The system flies in the face of equality legislation, which has been carefully developed over the last 50 years to protect people with disabilities. It creates the impression that the DWP isn’t too worried about getting it right, they’re just interested in slashing benefits, no matter what the human cost.
What makes it even harder to stomach is that it’s completely at odds with the government’s repeated insistence that mental health is a top priority. On the one hand, they are pushing forward with the Mental Health Strategy and the recently passed Mental Health Discrimination Bill, and on the other they are penalising the very same group by forcing them through this discriminatory process, which is putting lives at risk. A poll of over 1,000 GPscommissioned by Rethink Mental Illness last year, found that over 20% have patients who have felt suicidal due to the WCA.
The judgment is a huge victory for everyone affected by severe mental illness, but it’s sad that it took a court case to force the DWP to take action. They have been dragging their heels on this issue for years while making vague and empty promises to improve. All this time, people with severe mental illnesses have continued to be subjected to this unfair test and many have wrongly had their benefits reduced or removed. Now that the court has ruled that these tests are unfair, it would be completely irresponsible to carry on using them. We are calling on the DWP to halt the mass reassessment of people in this group receiving incapacity benefit immediately, until the process is fixed.
We’re not saying people with severe mental illness cannot work. For some people work can be central to recovery and staying well. Those people should be offered support to get back into employment. What we are saying is that benefit tests should be fair and accurate, to ensure the most ill and vulnerable people in our society don’t slip through the net. It’s in everyone’s interests that we get this right. Inaccurate assessments lead to costly appeals and put further strain on the public purse.
Today’s ruling is a huge step forward, but the real work starts now. There has been a lot of tinkering around the edges of the system, but not enough real action.

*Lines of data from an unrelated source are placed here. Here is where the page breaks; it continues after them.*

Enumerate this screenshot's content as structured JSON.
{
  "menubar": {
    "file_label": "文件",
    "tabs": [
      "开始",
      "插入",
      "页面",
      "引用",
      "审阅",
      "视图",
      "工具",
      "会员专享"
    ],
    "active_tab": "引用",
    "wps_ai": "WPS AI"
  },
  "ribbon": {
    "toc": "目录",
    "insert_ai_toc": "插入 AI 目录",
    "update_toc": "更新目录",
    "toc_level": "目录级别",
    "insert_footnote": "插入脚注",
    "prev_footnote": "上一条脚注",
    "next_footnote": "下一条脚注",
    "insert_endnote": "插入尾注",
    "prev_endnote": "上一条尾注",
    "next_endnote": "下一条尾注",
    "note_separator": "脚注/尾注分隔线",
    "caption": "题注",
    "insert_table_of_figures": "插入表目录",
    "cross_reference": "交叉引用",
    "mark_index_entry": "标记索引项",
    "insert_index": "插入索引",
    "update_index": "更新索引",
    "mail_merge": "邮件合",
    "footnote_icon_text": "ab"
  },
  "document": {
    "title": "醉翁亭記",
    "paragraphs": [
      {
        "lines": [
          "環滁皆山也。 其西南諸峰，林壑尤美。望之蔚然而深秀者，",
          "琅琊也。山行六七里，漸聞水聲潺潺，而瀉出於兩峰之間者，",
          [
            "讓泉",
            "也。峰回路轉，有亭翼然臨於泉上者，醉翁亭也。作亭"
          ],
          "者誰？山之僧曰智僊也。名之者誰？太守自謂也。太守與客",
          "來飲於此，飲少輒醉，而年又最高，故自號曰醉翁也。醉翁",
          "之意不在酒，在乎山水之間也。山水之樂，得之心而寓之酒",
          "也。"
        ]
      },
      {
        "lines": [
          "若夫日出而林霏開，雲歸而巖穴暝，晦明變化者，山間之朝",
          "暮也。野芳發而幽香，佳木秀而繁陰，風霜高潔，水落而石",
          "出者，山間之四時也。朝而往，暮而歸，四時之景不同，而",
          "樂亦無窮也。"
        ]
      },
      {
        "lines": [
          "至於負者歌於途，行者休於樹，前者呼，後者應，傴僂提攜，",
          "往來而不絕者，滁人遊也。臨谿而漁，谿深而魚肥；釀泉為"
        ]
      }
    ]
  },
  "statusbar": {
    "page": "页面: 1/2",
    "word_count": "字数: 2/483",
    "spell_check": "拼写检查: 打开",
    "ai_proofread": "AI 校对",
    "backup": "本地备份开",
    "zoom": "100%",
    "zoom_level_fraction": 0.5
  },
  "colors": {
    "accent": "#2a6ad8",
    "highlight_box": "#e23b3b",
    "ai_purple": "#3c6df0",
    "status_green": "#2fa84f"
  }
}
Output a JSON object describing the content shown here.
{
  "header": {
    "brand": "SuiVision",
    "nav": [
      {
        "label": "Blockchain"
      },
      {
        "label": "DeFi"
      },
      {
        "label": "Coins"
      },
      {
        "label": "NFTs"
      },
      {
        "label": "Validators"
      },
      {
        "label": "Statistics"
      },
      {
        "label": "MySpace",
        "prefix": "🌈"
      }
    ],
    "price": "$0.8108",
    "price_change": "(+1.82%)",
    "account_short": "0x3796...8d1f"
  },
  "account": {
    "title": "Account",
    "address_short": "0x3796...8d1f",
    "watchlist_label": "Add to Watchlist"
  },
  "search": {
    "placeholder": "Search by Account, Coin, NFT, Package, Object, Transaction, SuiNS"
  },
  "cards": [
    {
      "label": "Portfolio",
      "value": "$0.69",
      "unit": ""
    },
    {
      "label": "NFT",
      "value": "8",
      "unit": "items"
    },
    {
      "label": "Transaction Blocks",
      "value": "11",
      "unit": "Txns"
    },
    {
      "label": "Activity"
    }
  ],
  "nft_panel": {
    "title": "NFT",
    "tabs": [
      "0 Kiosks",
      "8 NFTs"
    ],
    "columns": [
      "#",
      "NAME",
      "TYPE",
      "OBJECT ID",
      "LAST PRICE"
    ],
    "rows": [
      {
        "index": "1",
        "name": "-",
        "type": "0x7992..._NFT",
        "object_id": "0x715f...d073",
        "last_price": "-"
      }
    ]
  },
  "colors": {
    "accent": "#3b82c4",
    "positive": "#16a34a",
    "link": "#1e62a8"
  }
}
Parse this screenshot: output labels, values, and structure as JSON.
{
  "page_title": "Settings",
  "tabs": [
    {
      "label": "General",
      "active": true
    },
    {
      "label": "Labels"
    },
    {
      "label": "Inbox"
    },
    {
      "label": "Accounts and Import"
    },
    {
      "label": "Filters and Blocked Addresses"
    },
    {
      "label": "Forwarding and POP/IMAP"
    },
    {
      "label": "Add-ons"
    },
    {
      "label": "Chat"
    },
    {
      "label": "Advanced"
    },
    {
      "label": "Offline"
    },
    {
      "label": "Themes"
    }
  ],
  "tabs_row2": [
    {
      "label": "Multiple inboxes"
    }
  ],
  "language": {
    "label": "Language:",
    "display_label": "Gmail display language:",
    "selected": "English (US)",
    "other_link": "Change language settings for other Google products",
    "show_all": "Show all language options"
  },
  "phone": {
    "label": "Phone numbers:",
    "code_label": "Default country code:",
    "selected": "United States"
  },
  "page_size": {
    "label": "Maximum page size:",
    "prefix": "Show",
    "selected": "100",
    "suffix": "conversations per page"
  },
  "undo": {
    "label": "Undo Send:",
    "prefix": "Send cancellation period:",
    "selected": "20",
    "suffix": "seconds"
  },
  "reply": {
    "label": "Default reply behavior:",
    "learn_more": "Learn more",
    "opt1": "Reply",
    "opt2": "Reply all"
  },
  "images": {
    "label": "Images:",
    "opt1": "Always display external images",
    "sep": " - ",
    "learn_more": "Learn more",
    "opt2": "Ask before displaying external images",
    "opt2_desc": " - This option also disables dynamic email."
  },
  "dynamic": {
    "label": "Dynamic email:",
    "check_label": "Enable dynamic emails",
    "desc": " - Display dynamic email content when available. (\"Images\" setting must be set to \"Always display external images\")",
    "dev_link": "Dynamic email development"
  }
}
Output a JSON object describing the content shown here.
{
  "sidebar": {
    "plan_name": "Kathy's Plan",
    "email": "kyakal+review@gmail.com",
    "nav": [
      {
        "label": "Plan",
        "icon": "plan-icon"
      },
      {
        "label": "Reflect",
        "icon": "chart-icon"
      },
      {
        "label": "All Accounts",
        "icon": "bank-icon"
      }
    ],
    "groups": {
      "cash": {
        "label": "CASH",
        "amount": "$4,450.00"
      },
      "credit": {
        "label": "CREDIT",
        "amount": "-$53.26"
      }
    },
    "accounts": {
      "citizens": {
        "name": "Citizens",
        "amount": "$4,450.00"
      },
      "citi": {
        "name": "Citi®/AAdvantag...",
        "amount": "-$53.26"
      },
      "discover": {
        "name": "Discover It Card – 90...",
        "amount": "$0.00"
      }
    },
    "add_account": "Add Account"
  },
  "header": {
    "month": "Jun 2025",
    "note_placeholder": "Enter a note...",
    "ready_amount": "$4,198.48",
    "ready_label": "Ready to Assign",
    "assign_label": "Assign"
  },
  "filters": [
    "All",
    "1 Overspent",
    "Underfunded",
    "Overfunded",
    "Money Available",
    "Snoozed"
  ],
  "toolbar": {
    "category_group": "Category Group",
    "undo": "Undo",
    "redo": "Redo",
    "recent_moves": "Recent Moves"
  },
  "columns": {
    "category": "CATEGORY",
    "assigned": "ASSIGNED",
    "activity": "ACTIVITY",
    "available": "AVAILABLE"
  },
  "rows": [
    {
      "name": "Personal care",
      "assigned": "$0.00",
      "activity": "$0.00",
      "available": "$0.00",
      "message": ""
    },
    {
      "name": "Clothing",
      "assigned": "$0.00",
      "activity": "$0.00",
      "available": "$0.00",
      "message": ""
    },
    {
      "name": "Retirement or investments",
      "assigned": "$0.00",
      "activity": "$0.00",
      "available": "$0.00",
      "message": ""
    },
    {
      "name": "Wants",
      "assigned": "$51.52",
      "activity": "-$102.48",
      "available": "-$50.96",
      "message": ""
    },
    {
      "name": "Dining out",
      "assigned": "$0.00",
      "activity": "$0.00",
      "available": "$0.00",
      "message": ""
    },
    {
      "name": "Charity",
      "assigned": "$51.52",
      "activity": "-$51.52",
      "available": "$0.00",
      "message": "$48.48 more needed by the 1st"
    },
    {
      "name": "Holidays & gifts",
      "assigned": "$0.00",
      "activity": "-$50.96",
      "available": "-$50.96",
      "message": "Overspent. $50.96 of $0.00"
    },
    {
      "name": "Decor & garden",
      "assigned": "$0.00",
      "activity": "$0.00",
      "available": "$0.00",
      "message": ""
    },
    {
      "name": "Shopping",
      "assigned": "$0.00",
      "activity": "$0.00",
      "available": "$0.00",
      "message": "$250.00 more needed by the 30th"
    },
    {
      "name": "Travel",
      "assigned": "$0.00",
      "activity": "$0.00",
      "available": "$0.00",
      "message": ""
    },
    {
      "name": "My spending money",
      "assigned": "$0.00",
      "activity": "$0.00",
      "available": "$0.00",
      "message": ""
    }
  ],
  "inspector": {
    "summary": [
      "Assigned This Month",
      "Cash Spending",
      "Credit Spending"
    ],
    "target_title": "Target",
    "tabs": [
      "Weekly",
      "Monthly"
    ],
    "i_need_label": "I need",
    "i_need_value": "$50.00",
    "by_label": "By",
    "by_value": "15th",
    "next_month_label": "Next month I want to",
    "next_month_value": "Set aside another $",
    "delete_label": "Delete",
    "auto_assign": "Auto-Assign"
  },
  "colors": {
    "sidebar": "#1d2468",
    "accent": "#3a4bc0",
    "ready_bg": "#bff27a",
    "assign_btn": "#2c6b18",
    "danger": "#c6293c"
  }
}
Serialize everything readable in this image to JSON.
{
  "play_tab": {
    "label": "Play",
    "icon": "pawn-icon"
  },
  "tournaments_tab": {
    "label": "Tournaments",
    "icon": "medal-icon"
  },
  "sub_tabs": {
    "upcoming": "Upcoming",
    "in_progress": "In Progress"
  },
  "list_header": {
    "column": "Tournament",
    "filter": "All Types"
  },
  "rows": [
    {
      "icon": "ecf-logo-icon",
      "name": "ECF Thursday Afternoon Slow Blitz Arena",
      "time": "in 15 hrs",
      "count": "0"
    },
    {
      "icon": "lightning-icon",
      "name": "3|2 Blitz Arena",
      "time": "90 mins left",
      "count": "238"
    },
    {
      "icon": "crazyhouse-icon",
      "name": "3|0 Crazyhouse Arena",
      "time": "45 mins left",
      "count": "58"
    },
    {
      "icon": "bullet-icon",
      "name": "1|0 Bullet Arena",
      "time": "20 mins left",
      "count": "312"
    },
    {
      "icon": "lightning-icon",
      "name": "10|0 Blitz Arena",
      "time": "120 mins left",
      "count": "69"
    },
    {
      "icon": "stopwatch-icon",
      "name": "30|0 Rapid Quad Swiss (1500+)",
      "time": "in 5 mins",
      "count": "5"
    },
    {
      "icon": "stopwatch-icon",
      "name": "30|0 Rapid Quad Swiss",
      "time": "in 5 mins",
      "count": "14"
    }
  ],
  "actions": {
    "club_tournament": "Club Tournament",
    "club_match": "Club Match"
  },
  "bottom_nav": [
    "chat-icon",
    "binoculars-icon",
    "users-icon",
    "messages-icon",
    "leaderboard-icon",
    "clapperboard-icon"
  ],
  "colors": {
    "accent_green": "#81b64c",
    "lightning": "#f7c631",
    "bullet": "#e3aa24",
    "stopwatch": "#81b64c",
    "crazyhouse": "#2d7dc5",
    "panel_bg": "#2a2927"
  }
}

Now we not only need to see major reforms to the WCA, but also to the assessment process for all benefits so we can be sure people with mental illness are getting a fair deal.
We will keep campaigning on behalf of everyone we represent until the whole system is fair for everyone. Read more and get the latest on our new campaign about the Unfair WCA.